---------- Available records ----------

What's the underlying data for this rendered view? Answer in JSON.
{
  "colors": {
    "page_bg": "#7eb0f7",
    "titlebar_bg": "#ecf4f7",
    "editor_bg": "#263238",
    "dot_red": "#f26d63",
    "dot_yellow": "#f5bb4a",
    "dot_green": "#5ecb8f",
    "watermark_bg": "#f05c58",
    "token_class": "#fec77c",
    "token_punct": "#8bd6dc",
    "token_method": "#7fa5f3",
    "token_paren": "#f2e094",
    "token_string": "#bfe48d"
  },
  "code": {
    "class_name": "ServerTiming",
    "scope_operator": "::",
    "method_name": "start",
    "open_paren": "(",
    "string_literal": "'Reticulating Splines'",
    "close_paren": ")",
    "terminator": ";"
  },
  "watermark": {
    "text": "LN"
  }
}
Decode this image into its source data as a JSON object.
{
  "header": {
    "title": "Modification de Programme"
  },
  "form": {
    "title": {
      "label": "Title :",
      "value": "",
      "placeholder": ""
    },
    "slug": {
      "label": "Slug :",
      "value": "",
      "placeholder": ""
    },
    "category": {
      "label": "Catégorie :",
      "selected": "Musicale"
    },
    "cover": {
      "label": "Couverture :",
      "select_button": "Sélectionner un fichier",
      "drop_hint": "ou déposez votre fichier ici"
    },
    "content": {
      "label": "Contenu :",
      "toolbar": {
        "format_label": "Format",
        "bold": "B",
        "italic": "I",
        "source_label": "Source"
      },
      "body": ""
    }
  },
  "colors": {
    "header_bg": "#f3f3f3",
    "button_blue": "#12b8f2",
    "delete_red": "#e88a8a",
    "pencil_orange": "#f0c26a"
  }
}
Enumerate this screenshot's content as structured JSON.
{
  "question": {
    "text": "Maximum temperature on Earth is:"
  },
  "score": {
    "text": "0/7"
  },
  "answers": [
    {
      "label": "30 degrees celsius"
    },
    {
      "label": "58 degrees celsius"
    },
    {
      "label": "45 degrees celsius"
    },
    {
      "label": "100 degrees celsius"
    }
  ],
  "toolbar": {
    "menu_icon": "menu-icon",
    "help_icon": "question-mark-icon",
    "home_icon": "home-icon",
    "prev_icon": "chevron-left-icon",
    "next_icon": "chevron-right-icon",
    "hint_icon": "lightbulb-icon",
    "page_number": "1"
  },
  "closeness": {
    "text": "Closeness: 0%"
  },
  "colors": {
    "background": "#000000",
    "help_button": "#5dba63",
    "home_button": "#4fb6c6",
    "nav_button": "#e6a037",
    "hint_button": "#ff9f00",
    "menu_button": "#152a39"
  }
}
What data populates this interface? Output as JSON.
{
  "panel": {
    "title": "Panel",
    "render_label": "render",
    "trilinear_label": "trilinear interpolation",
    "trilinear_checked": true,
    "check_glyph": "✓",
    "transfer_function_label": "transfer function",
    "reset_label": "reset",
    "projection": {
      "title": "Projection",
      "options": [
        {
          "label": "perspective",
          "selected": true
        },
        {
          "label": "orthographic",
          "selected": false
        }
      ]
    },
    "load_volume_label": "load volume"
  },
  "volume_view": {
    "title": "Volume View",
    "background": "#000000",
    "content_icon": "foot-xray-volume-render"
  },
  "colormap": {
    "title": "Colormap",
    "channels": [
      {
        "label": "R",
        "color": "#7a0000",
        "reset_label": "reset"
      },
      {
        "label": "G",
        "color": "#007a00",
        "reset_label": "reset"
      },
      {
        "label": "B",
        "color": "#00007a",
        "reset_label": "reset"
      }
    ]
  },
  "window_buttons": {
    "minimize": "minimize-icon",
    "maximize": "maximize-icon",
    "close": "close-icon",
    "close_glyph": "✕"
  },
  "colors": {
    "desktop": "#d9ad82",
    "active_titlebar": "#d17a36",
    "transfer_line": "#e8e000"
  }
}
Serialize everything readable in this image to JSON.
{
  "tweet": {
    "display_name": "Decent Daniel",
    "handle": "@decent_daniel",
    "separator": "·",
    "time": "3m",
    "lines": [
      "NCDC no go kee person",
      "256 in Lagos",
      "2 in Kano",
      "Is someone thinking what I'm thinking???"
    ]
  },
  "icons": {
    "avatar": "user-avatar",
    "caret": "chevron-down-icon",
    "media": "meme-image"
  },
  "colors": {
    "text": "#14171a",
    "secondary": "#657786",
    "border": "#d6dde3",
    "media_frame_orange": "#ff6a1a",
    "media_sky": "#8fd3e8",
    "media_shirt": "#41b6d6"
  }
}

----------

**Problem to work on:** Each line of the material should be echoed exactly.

**Solution for this exercise:**
What's the underlying data for this rendered view? Answer in JSON.
{
  "colors": {
    "page_bg": "#7eb0f7",
    "titlebar_bg": "#ecf4f7",
    "editor_bg": "#263238",
    "dot_red": "#f26d63",
    "dot_yellow": "#f5bb4a",
    "dot_green": "#5ecb8f",
    "watermark_bg": "#f05c58",
    "token_class": "#fec77c",
    "token_punct": "#8bd6dc",
    "token_method": "#7fa5f3",
    "token_paren": "#f2e094",
    "token_string": "#bfe48d"
  },
  "code": {
    "class_name": "ServerTiming",
    "scope_operator": "::",
    "method_name": "start",
    "open_paren": "(",
    "string_literal": "'Reticulating Splines'",
    "close_paren": ")",
    "terminator": ";"
  },
  "watermark": {
    "text": "LN"
  }
}
Decode this image into its source data as a JSON object.
{
  "header": {
    "title": "Modification de Programme"
  },
  "form": {
    "title": {
      "label": "Title :",
      "value": "",
      "placeholder": ""
    },
    "slug": {
      "label": "Slug :",
      "value": "",
      "placeholder": ""
    },
    "category": {
      "label": "Catégorie :",
      "selected": "Musicale"
    },
    "cover": {
      "label": "Couverture :",
      "select_button": "Sélectionner un fichier",
      "drop_hint": "ou déposez votre fichier ici"
    },
    "content": {
      "label": "Contenu :",
      "toolbar": {
        "format_label": "Format",
        "bold": "B",
        "italic": "I",
        "source_label": "Source"
      },
      "body": ""
    }
  },
  "colors": {
    "header_bg": "#f3f3f3",
    "button_blue": "#12b8f2",
    "delete_red": "#e88a8a",
    "pencil_orange": "#f0c26a"
  }
}
Enumerate this screenshot's content as structured JSON.
{
  "question": {
    "text": "Maximum temperature on Earth is:"
  },
  "score": {
    "text": "0/7"
  },
  "answers": [
    {
      "label": "30 degrees celsius"
    },
    {
      "label": "58 degrees celsius"
    },
    {
      "label": "45 degrees celsius"
    },
    {
      "label": "100 degrees celsius"
    }
  ],
  "toolbar": {
    "menu_icon": "menu-icon",
    "help_icon": "question-mark-icon",
    "home_icon": "home-icon",
    "prev_icon": "chevron-left-icon",
    "next_icon": "chevron-right-icon",
    "hint_icon": "lightbulb-icon",
    "page_number": "1"
  },
  "closeness": {
    "text": "Closeness: 0%"
  },
  "colors": {
    "background": "#000000",
    "help_button": "#5dba63",
    "home_button": "#4fb6c6",
    "nav_button": "#e6a037",
    "hint_button": "#ff9f00",
    "menu_button": "#152a39"
  }
}
What data populates this interface? Output as JSON.
{
  "panel": {
    "title": "Panel",
    "render_label": "render",
    "trilinear_label": "trilinear interpolation",
    "trilinear_checked": true,
    "check_glyph": "✓",
    "transfer_function_label": "transfer function",
    "reset_label": "reset",
    "projection": {
      "title": "Projection",
      "options": [
        {
          "label": "perspective",
          "selected": true
        },
        {
          "label": "orthographic",
          "selected": false
        }
      ]
    },
    "load_volume_label": "load volume"
  },
  "volume_view": {
    "title": "Volume View",
    "background": "#000000",
    "content_icon": "foot-xray-volume-render"
  },
  "colormap": {
    "title": "Colormap",
    "channels": [
      {
        "label": "R",
        "color": "#7a0000",
        "reset_label": "reset"
      },
      {
        "label": "G",
        "color": "#007a00",
        "reset_label": "reset"
      },
      {
        "label": "B",
        "color": "#00007a",
        "reset_label": "reset"
      }
    ]
  },
  "window_buttons": {
    "minimize": "minimize-icon",
    "maximize": "maximize-icon",
    "close": "close-icon",
    "close_glyph": "✕"
  },
  "colors": {
    "desktop": "#d9ad82",
    "active_titlebar": "#d17a36",
    "transfer_line": "#e8e000"
  }
}
Serialize everything readable in this image to JSON.
{
  "tweet": {
    "display_name": "Decent Daniel",
    "handle": "@decent_daniel",
    "separator": "·",
    "time": "3m",
    "lines": [
      "NCDC no go kee person",
      "256 in Lagos",
      "2 in Kano",
      "Is someone thinking what I'm thinking???"
    ]
  },
  "icons": {
    "avatar": "user-avatar",
    "caret": "chevron-down-icon",
    "media": "meme-image"
  },
  "colors": {
    "text": "#14171a",
    "secondary": "#657786",
    "border": "#d6dde3",
    "media_frame_orange": "#ff6a1a",
    "media_sky": "#8fd3e8",
    "media_shirt": "#41b6d6"
  }
}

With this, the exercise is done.